Exploring Silent Hill is disturbing enough at the best of times but whenever it switches to the ‘other world’ the atmosphere becomes almost a physical presence, as if the real world of your living room has changed along with it. Like the best horror movies it’s not what you see that scares you but what you think you saw, and what you fear might be coming next. The sense of claustrophobia, loneliness, and a terrible, inescapable, doom is palpable, and made even more real because you know that this is not some random torture but a personalised version of hell designed specifically for the game’s hapless protagonist.
The true nature of iconic villain Pyramid Head is as complex as all the other characters’ backstories, but what makes him so terrifying is simply how bizarre and unknowable he is. In his opening appearance he seems to sexually assault one of the other monsters – two pairs of mannequin legs on top of each other – but like everything else in the game this has a symbolism and meaning that traces back to very human origins.
Although not always visible from the surface Silent Hill 2 is fearless in some of the issues it tackles, including suicide and sexual abuse. Even today there are very few games that would ever touch such subjects, especially not a major retail release from an established publisher. But Silent Hill 2 doesn’t include these elements for the sake of controversy or titillation, they’re simply organic parts of a very adult and, from a psychological point of view, believable storyline.
In terms of gameplay and basic structure Silent Hill 2 can be viewed as little more than a remake of the first game, and indeed that was the primary reason why at the time we were initially a little disappointed in it. It completely does away with the weird logic puzzles at the end of the first game (which surprisingly did make a reappearance in P.T.) but in terms of setting and gameplay all three of the first games are very similar.
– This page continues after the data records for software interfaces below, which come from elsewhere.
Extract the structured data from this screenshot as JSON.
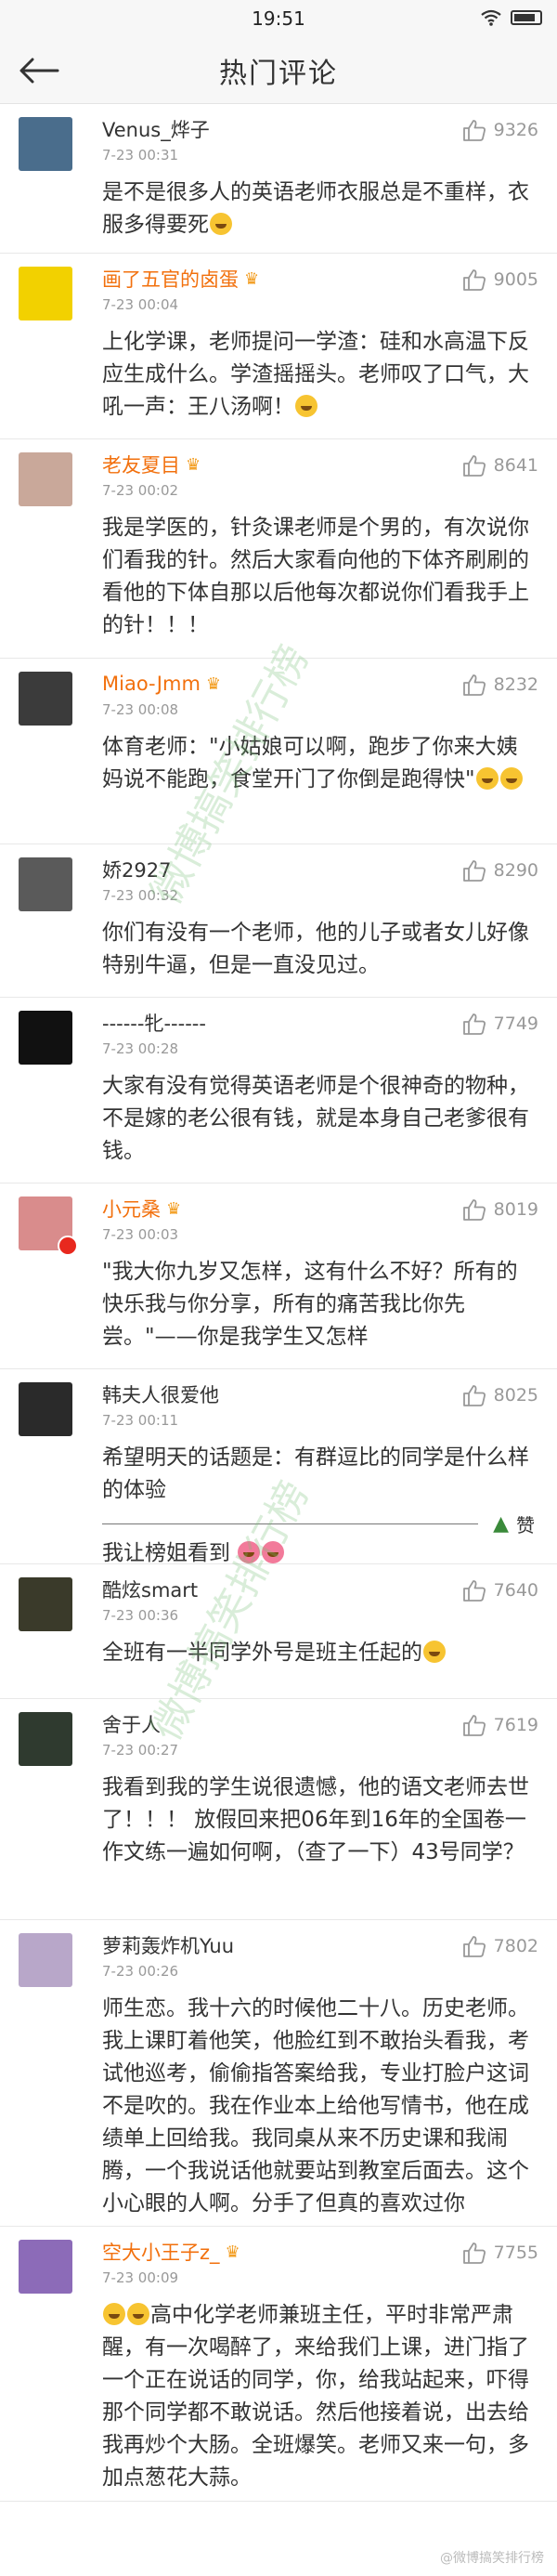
{
  "status_bar": {
    "time": "19:51"
  },
  "nav": {
    "title": "热门评论"
  },
  "comments": [
    {
      "user": "Venus_烨子",
      "vip": false,
      "time": "7-23 00:31",
      "likes": "9326",
      "text": "是不是很多人的英语老师衣服总是不重样，衣服多得要死",
      "avatar_color": "#4a6d8c"
    },
    {
      "user": "画了五官的卤蛋",
      "vip": true,
      "time": "7-23 00:04",
      "likes": "9005",
      "text": "上化学课，老师提问一学渣：硅和水高温下反应生成什么。学渣摇摇头。老师叹了口气，大吼一声：王八汤啊！",
      "avatar_color": "#f2d100"
    },
    {
      "user": "老友夏目",
      "vip": true,
      "time": "7-23 00:02",
      "likes": "8641",
      "text": "我是学医的，针灸课老师是个男的，有次说你们看我的针。然后大家看向他的下体齐刷刷的看他的下体自那以后他每次都说你们看我手上的针！！！",
      "avatar_color": "#c9a89a"
    },
    {
      "user": "Miao-Jmm",
      "vip": true,
      "time": "7-23 00:08",
      "likes": "8232",
      "text": "体育老师：\"小姑娘可以啊，跑步了你来大姨妈说不能跑，食堂开门了你倒是跑得快\"",
      "avatar_color": "#3b3b3b"
    },
    {
      "user": "娇2927",
      "vip": false,
      "time": "7-23 00:32",
      "likes": "8290",
      "text": "你们有没有一个老师，他的儿子或者女儿好像特别牛逼，但是一直没见过。",
      "avatar_color": "#5a5a5a"
    },
    {
      "user": "------牝------",
      "vip": false,
      "time": "7-23 00:28",
      "likes": "7749",
      "text": "大家有没有觉得英语老师是个很神奇的物种，不是嫁的老公很有钱，就是本身自己老爹很有钱。",
      "avatar_color": "#111111"
    },
    {
      "user": "小元桑",
      "vip": true,
      "time": "7-23 00:03",
      "likes": "8019",
      "text": "\"我大你九岁又怎样，这有什么不好？所有的快乐我与你分享，所有的痛苦我比你先尝。\"——你是我学生又怎样",
      "avatar_color": "#d98c8c",
      "badge": true
    },
    {
      "user": "韩夫人很爱他",
      "vip": false,
      "time": "7-23 00:11",
      "likes": "8025",
      "text": "希望明天的话题是：有群逗比的同学是什么样的体验",
      "sub_text": "我让榜姐看到",
      "zan": "赞",
      "avatar_color": "#2a2a2a"
    },
    {
      "user": "酷炫smart",
      "vip": false,
      "time": "7-23 00:36",
      "likes": "7640",
      "text": "全班有一半同学外号是班主任起的",
      "avatar_color": "#3a3a2a"
    },
    {
      "user": "舍于人",
      "vip": false,
      "time": "7-23 00:27",
      "likes": "7619",
      "text": "我看到我的学生说很遗憾，他的语文老师去世了！！！ 放假回来把06年到16年的全国卷一作文练一遍如何啊，（查了一下）43号同学？",
      "avatar_color": "#2f3a2f"
    },
    {
      "user": "萝莉轰炸机Yuu",
      "vip": false,
      "time": "7-23 00:26",
      "likes": "7802",
      "text": "师生恋。我十六的时候他二十八。历史老师。我上课盯着他笑，他脸红到不敢抬头看我，考试他巡考，偷偷指答案给我，专业打脸户这词不是吹的。我在作业本上给他写情书，他在成绩单上回给我。我同桌从来不历史课和我闹腾，一个我说话他就要站到教室后面去。这个小心眼的人啊。分手了但真的喜欢过你",
      "avatar_color": "#b8a7c9"
    },
    {
      "user": "空大小王子z_",
      "vip": true,
      "time": "7-23 00:09",
      "likes": "7755",
      "text": "高中化学老师兼班主任，平时非常严肃醒，有一次喝醉了，来给我们上课，进门指了一个正在说话的同学，你，给我站起来，吓得那个同学都不敢说话。然后他接着说，出去给我再炒个大肠。全班爆笑。老师又来一句，多加点葱花大蒜。",
      "avatar_color": "#8c6bb8"
    }
  ],
  "watermark": {
    "text": "微博搞笑排行榜"
  },
  "footer": {
    "text": "@微博搞笑排行榜"
  }
}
But it’s the added depth of Silent Hill 2’s backstory that make it the jewel in the series’ crown. Rather than a mumbo-jumbo explanation of the town itself the slow realisation of why James is so unreconcilable over his wife’s death is amazingly well handled in terms of its subtlety, and how in hindsight it explains much of what he has seen and heard during the game.
Using the same logic you’re able to infer the stories of the other characters, although understating the complexities of Maria – who looks exactly like Mary but, at first at least, claims no knowledge of her – depends on also playing the Born From A Wish side story, which was added to the Director’s Cuts of the game released a year later.
Silent Hill 2 isn’t perfect, with its greatest moments so well hidden many will have never guessed they even exist – and even then most of them occur right at the end of the game. But any complaint that the controls and combat are clumsy and awkward are missing the point. James is just an ordinary guy with no combat training, and he’s not meant to be roll dodging all of the place. Even the amateurish voiceovers have a charm and honesty that works perfectly well in context.
A good video game can be scarier than any movie, but that’s often simply because the sense of immersion is greater. But although Silent Hill 2’s visuals still stand up remarkably well today it’s the psychological depth of the game that makes it a true classic. The oppressive, dream-like nature of the game doesn’t make you worry simply for your virtual life, but for your soul and your sanity. And with the cancellation of Silent Hills there’s sadly every reason to assume there’ll never be anything like it again.